Perhaps it was complacency triggered by the flawless evening light or the dramatic views of snowy peaks — or perhaps because partially submerged logs are really hard to see — but our luck decisively ends with a boat-shuddering thud! We immediately kill the power and inspect the port outboard, which took the full hit. All is fine, but this serves as a stark reminder of the realities of piloting log-strewn passages.
The next morning we take the more sheltered route down the Strait of Georgia and into Skagit Bay, Washington, via Deception Pass. We enjoy fast cruising all the way to the Roche Harbor customs dock, where we stock up on enough victuals to last us until Penn Cove, where Ralph swears the world’s best mussels await us at the Captain Whidbey Inn.
We reel off miles, spotting a sandbar that’s serving as a temporary rookery for 20-plus bald eagles, doubling Olin’s count for the trip. We barely finish exchanging high fives before the Deception Pass Bridge heaves into view. Again, the charts, iPads and chart plotter are carefully consulted as Vermeulen masterfully weaves past known rocks.
Arriving at Penn Cove, Ralph braves frigid, knee-deep water to retrieve our to-go order from the Captain Whidbey Inn. Instantly, the afterdeck is awash with the decadent smell of butter-sautéed garlic and — Ralph was right — the world’s best mussels. Full bellies and lumpy seas carry us back to Seattle, where we return some 80 hours after departing.
“Removal,” said Vermeulen, sensing my final question. “That’s the reason for owning this boat.”
I consider his philosophy.

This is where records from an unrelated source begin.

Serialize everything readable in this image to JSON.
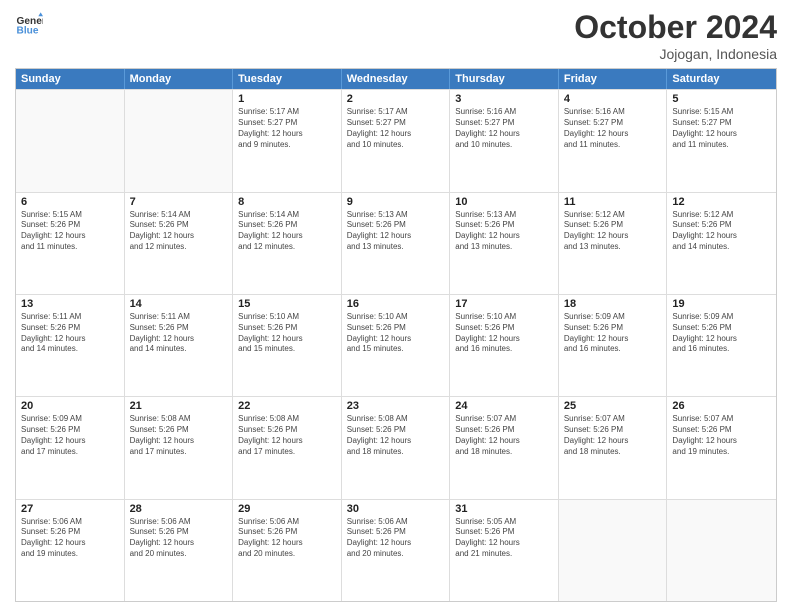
{
  "header": {
    "logo_line1": "General",
    "logo_line2": "Blue",
    "month": "October 2024",
    "location": "Jojogan, Indonesia"
  },
  "weekdays": [
    "Sunday",
    "Monday",
    "Tuesday",
    "Wednesday",
    "Thursday",
    "Friday",
    "Saturday"
  ],
  "rows": [
    [
      {
        "day": "",
        "info": ""
      },
      {
        "day": "",
        "info": ""
      },
      {
        "day": "1",
        "info": "Sunrise: 5:17 AM\nSunset: 5:27 PM\nDaylight: 12 hours\nand 9 minutes."
      },
      {
        "day": "2",
        "info": "Sunrise: 5:17 AM\nSunset: 5:27 PM\nDaylight: 12 hours\nand 10 minutes."
      },
      {
        "day": "3",
        "info": "Sunrise: 5:16 AM\nSunset: 5:27 PM\nDaylight: 12 hours\nand 10 minutes."
      },
      {
        "day": "4",
        "info": "Sunrise: 5:16 AM\nSunset: 5:27 PM\nDaylight: 12 hours\nand 11 minutes."
      },
      {
        "day": "5",
        "info": "Sunrise: 5:15 AM\nSunset: 5:27 PM\nDaylight: 12 hours\nand 11 minutes."
      }
    ],
    [
      {
        "day": "6",
        "info": "Sunrise: 5:15 AM\nSunset: 5:26 PM\nDaylight: 12 hours\nand 11 minutes."
      },
      {
        "day": "7",
        "info": "Sunrise: 5:14 AM\nSunset: 5:26 PM\nDaylight: 12 hours\nand 12 minutes."
      },
      {
        "day": "8",
        "info": "Sunrise: 5:14 AM\nSunset: 5:26 PM\nDaylight: 12 hours\nand 12 minutes."
      },
      {
        "day": "9",
        "info": "Sunrise: 5:13 AM\nSunset: 5:26 PM\nDaylight: 12 hours\nand 13 minutes."
      },
      {
        "day": "10",
        "info": "Sunrise: 5:13 AM\nSunset: 5:26 PM\nDaylight: 12 hours\nand 13 minutes."
      },
      {
        "day": "11",
        "info": "Sunrise: 5:12 AM\nSunset: 5:26 PM\nDaylight: 12 hours\nand 13 minutes."
      },
      {
        "day": "12",
        "info": "Sunrise: 5:12 AM\nSunset: 5:26 PM\nDaylight: 12 hours\nand 14 minutes."
      }
    ],
    [
      {
        "day": "13",
        "info": "Sunrise: 5:11 AM\nSunset: 5:26 PM\nDaylight: 12 hours\nand 14 minutes."
      },
      {
        "day": "14",
        "info": "Sunrise: 5:11 AM\nSunset: 5:26 PM\nDaylight: 12 hours\nand 14 minutes."
      },
      {
        "day": "15",
        "info": "Sunrise: 5:10 AM\nSunset: 5:26 PM\nDaylight: 12 hours\nand 15 minutes."
      },
      {
        "day": "16",
        "info": "Sunrise: 5:10 AM\nSunset: 5:26 PM\nDaylight: 12 hours\nand 15 minutes."
      },
      {
        "day": "17",
        "info": "Sunrise: 5:10 AM\nSunset: 5:26 PM\nDaylight: 12 hours\nand 16 minutes."
      },
      {
        "day": "18",
        "info": "Sunrise: 5:09 AM\nSunset: 5:26 PM\nDaylight: 12 hours\nand 16 minutes."
      },
      {
        "day": "19",
        "info": "Sunrise: 5:09 AM\nSunset: 5:26 PM\nDaylight: 12 hours\nand 16 minutes."
      }
    ],
    [
      {
        "day": "20",
        "info": "Sunrise: 5:09 AM\nSunset: 5:26 PM\nDaylight: 12 hours\nand 17 minutes."
      },
      {
        "day": "21",
        "info": "Sunrise: 5:08 AM\nSunset: 5:26 PM\nDaylight: 12 hours\nand 17 minutes."
      },
      {
        "day": "22",
        "info": "Sunrise: 5:08 AM\nSunset: 5:26 PM\nDaylight: 12 hours\nand 17 minutes."
      },
      {
        "day": "23",
        "info": "Sunrise: 5:08 AM\nSunset: 5:26 PM\nDaylight: 12 hours\nand 18 minutes."
      },
      {
        "day": "24",
        "info": "Sunrise: 5:07 AM\nSunset: 5:26 PM\nDaylight: 12 hours\nand 18 minutes."
      },
      {
        "day": "25",
        "info": "Sunrise: 5:07 AM\nSunset: 5:26 PM\nDaylight: 12 hours\nand 18 minutes."
      },
      {
        "day": "26",
        "info": "Sunrise: 5:07 AM\nSunset: 5:26 PM\nDaylight: 12 hours\nand 19 minutes."
      }
    ],
    [
      {
        "day": "27",
        "info": "Sunrise: 5:06 AM\nSunset: 5:26 PM\nDaylight: 12 hours\nand 19 minutes."
      },
      {
        "day": "28",
        "info": "Sunrise: 5:06 AM\nSunset: 5:26 PM\nDaylight: 12 hours\nand 20 minutes."
      },
      {
        "day": "29",
        "info": "Sunrise: 5:06 AM\nSunset: 5:26 PM\nDaylight: 12 hours\nand 20 minutes."
      },
      {
        "day": "30",
        "info": "Sunrise: 5:06 AM\nSunset: 5:26 PM\nDaylight: 12 hours\nand 20 minutes."
      },
      {
        "day": "31",
        "info": "Sunrise: 5:05 AM\nSunset: 5:26 PM\nDaylight: 12 hours\nand 21 minutes."
      },
      {
        "day": "",
        "info": ""
      },
      {
        "day": "",
        "info": ""
      }
    ]
  ]
}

While some people might question the sanity of dropping serious coin on an inflatable, I realize that it is among the best choices for safely tackling this sort of high-speed adventure cruising — and even then, you’d better have a damn good log spotter.
Protector Boats, 877-664-2628; www.protectorboats.com